According to the Microsoft support team, the problem of printing issues is a known and common issue, and updates are regularly released to address it.
Image credits: chouprojects.com by Harry Washington
FAQs about Printout Doesn’T Match Display For Some Cells In Excel
Why does the printout not match the display for some cells in Excel?
There are several reasons why the printout may not match the display for some cells in Excel. It could be due to formatting issues, hidden cells or columns, zoom settings, or printer settings.
How do I check if there are hidden cells or columns?
To check if there are hidden cells or columns in your Excel sheet, go to the Home tab, click on Format, and select Hide & Unhide. From there, you can choose to unhide rows or columns to reveal any hidden cells or columns.
How can I adjust Excel’s zoom settings to improve the printout?
If the printout does not match the display due to zoom settings, you can adjust this by going to the View tab and selecting Zoom. From there, you can choose to zoom in or out until the display matches the desired printout.
Can printer settings affect the printout in Excel?

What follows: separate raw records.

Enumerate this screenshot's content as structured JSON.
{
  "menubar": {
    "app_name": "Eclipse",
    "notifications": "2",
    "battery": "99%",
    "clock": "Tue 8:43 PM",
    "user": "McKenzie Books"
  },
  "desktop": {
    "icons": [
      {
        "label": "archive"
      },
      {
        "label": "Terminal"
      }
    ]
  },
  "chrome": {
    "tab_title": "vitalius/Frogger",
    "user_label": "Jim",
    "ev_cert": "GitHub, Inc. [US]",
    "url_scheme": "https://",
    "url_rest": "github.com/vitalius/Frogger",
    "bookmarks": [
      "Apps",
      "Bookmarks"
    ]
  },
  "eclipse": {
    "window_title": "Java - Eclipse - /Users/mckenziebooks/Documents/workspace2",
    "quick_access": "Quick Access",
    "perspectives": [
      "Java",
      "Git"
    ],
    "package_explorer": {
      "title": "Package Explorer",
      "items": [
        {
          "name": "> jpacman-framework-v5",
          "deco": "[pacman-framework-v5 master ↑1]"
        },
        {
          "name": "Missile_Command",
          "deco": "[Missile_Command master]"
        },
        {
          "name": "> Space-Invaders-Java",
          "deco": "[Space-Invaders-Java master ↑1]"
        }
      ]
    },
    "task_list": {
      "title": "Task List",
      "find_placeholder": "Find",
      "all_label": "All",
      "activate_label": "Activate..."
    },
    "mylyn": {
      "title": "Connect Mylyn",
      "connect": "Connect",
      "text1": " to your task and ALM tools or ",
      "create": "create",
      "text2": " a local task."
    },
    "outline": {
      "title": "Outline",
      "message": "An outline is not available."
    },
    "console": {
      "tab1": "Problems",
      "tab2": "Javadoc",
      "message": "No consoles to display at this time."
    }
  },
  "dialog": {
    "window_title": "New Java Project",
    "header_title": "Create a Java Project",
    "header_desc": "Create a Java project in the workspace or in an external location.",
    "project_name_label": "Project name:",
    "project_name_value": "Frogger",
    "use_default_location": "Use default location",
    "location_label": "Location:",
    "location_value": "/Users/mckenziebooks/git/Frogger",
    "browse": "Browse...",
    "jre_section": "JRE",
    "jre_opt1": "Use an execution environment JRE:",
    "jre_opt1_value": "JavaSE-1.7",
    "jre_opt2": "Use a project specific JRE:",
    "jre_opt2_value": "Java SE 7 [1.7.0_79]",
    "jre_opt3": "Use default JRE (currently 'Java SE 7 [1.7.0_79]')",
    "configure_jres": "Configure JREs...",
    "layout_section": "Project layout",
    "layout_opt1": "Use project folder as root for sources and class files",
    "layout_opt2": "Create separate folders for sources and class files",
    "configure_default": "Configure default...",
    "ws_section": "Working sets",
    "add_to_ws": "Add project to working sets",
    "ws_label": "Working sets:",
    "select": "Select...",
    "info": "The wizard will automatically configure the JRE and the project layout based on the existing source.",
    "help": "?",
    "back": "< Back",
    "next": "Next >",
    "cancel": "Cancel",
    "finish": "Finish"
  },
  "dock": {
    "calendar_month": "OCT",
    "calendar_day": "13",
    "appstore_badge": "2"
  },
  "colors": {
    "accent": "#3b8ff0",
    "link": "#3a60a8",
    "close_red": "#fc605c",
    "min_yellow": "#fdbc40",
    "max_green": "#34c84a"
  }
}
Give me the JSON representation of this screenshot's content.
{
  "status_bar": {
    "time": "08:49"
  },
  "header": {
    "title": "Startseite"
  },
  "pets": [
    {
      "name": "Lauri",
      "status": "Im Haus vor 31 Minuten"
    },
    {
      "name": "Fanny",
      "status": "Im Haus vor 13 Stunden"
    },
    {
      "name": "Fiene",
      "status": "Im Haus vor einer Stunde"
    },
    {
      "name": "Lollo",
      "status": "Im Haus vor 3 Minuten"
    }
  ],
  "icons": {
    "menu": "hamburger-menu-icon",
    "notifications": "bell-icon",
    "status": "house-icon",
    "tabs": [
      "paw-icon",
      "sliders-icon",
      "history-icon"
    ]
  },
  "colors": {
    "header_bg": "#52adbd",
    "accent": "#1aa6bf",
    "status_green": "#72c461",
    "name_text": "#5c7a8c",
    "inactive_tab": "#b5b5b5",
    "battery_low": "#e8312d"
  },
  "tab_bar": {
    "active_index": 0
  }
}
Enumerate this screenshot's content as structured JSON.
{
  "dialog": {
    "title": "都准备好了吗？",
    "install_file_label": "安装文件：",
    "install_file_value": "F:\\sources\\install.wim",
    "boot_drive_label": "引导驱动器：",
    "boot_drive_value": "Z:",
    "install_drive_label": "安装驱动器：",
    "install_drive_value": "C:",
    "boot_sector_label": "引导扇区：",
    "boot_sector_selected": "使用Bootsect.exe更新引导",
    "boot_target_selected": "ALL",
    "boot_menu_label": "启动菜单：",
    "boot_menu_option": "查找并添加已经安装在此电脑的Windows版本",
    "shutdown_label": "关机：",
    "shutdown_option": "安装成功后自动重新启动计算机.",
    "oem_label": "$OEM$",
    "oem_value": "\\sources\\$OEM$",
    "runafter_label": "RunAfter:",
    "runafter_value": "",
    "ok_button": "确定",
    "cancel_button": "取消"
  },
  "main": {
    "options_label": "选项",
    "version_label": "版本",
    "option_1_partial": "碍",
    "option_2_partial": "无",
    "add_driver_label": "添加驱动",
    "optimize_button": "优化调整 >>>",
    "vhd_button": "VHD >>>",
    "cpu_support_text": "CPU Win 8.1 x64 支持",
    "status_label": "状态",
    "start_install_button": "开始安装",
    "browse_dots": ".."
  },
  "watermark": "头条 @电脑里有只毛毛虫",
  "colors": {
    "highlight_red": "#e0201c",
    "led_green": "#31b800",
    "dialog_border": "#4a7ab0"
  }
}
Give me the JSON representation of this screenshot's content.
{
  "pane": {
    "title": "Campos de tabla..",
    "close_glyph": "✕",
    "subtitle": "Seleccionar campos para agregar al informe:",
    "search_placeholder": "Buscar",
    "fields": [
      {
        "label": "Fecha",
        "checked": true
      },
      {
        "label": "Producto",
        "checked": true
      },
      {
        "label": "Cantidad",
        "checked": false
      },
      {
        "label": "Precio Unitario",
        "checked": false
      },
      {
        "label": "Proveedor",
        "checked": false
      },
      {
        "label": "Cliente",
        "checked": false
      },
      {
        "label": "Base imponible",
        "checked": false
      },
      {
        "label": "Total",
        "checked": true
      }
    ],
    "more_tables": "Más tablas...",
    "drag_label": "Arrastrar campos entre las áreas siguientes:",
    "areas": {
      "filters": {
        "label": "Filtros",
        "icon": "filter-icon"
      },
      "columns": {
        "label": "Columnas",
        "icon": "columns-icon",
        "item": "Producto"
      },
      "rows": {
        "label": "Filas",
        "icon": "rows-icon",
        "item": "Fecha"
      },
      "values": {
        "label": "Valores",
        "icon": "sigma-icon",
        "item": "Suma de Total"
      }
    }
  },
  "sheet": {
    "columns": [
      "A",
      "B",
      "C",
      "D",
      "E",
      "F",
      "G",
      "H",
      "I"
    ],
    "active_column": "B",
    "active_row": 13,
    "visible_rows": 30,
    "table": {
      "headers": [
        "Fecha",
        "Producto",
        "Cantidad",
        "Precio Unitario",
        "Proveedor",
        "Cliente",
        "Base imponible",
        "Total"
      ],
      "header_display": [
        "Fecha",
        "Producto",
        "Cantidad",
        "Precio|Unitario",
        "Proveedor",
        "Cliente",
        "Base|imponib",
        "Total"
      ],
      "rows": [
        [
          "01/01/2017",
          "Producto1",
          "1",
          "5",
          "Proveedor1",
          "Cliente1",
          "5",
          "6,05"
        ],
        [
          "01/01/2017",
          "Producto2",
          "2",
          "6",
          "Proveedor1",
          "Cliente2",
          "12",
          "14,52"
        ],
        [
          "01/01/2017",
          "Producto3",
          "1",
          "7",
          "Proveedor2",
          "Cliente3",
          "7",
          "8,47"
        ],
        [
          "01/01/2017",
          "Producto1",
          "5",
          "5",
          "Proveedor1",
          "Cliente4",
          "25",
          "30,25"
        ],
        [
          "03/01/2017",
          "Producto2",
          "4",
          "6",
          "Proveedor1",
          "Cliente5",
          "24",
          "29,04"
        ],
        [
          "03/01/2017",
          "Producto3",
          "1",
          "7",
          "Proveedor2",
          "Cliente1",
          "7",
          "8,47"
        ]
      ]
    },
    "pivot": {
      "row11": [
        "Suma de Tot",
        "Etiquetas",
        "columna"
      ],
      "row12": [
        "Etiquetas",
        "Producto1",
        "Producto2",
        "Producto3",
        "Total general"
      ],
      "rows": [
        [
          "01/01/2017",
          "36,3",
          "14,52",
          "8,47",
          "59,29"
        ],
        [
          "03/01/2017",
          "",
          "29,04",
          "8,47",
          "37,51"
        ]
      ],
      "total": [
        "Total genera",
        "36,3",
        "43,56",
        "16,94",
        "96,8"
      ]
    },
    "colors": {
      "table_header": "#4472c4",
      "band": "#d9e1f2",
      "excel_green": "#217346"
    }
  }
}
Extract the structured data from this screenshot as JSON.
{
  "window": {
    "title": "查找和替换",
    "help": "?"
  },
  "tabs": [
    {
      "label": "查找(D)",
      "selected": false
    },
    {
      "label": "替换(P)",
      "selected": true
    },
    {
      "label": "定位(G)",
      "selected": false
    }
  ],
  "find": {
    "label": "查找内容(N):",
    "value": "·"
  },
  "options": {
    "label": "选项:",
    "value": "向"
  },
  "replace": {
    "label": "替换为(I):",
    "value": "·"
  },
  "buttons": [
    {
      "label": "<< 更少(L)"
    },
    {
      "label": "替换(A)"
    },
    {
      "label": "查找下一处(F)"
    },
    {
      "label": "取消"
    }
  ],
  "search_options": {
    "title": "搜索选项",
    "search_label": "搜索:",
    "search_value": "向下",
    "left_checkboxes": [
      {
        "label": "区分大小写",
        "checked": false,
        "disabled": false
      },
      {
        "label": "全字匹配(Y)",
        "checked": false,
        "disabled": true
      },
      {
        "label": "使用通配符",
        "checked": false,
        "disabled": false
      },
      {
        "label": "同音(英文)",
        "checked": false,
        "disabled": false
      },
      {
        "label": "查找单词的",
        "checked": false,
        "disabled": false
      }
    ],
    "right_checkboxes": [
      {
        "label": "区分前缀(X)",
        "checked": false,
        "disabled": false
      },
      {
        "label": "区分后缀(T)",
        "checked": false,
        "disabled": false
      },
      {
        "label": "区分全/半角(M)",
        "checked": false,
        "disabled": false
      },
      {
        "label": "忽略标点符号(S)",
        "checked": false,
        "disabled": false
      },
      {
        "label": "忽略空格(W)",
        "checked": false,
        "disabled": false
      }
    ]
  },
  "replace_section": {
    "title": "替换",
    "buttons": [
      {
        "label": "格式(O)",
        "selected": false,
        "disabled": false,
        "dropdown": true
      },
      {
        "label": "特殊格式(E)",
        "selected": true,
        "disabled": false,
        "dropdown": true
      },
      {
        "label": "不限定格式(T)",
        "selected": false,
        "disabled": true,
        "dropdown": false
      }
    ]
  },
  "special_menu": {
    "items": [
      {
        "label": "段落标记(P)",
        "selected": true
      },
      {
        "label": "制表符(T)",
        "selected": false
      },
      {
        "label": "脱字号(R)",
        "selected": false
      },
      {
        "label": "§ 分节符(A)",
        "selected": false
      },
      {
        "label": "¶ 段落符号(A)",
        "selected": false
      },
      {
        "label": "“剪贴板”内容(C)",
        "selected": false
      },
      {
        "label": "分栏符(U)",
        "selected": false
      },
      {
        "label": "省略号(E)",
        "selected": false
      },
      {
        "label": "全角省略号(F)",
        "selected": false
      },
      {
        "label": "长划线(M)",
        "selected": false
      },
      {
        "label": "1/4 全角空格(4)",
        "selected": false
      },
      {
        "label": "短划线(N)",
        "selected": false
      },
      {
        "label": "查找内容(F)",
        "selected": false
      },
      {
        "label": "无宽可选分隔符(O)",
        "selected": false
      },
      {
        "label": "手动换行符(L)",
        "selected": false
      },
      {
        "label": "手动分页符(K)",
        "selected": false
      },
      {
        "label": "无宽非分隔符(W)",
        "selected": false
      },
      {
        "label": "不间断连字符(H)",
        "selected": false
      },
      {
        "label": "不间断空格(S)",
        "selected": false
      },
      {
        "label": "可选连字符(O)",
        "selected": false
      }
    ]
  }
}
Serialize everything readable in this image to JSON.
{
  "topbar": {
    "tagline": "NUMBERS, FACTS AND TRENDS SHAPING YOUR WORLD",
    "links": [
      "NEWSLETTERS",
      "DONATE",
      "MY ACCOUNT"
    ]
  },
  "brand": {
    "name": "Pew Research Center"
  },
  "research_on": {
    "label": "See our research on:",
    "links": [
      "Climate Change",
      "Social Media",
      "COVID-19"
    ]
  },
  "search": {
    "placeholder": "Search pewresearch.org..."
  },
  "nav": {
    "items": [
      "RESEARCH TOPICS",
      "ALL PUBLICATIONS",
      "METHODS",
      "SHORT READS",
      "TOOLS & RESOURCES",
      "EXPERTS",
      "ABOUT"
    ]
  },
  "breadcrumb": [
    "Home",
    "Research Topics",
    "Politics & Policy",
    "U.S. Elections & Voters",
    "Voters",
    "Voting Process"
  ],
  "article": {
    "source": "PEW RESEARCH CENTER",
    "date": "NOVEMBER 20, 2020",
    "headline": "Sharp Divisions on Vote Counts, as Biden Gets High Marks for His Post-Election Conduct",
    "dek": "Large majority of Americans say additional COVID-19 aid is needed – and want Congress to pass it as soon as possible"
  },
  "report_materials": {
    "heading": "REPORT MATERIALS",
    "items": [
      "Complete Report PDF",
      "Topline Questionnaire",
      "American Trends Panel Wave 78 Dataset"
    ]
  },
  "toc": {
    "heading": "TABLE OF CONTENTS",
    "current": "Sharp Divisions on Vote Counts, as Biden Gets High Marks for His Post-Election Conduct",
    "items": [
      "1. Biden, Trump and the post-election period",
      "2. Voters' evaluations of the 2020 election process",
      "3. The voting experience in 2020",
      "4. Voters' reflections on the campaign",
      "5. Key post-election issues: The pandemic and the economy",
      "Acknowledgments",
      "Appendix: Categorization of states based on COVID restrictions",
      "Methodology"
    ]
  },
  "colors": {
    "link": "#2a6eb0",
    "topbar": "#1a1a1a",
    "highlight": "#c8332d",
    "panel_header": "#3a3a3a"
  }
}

Yes, printer settings can affect the printout in Excel. Make sure that your printer settings are set to print cells as displayed on screen. You should also check that the page orientation and margins are set correctly for your printout.
What should I do if the formatting is different on the printout?
If the formatting is different on the printout, you should check that the correct print settings are selected. Also, try copying and pasting the cells into a new sheet and printing from there. This can sometimes help resolve any formatting issues.
How can I ensure consistency between the display and printout for all cells in Excel?
You can ensure consistency between the display and printout for all cells in Excel by going to the Page Layout tab and selecting Print Titles. From there, you can choose to print row and column headings on each page, ensuring that the display and printout are consistent.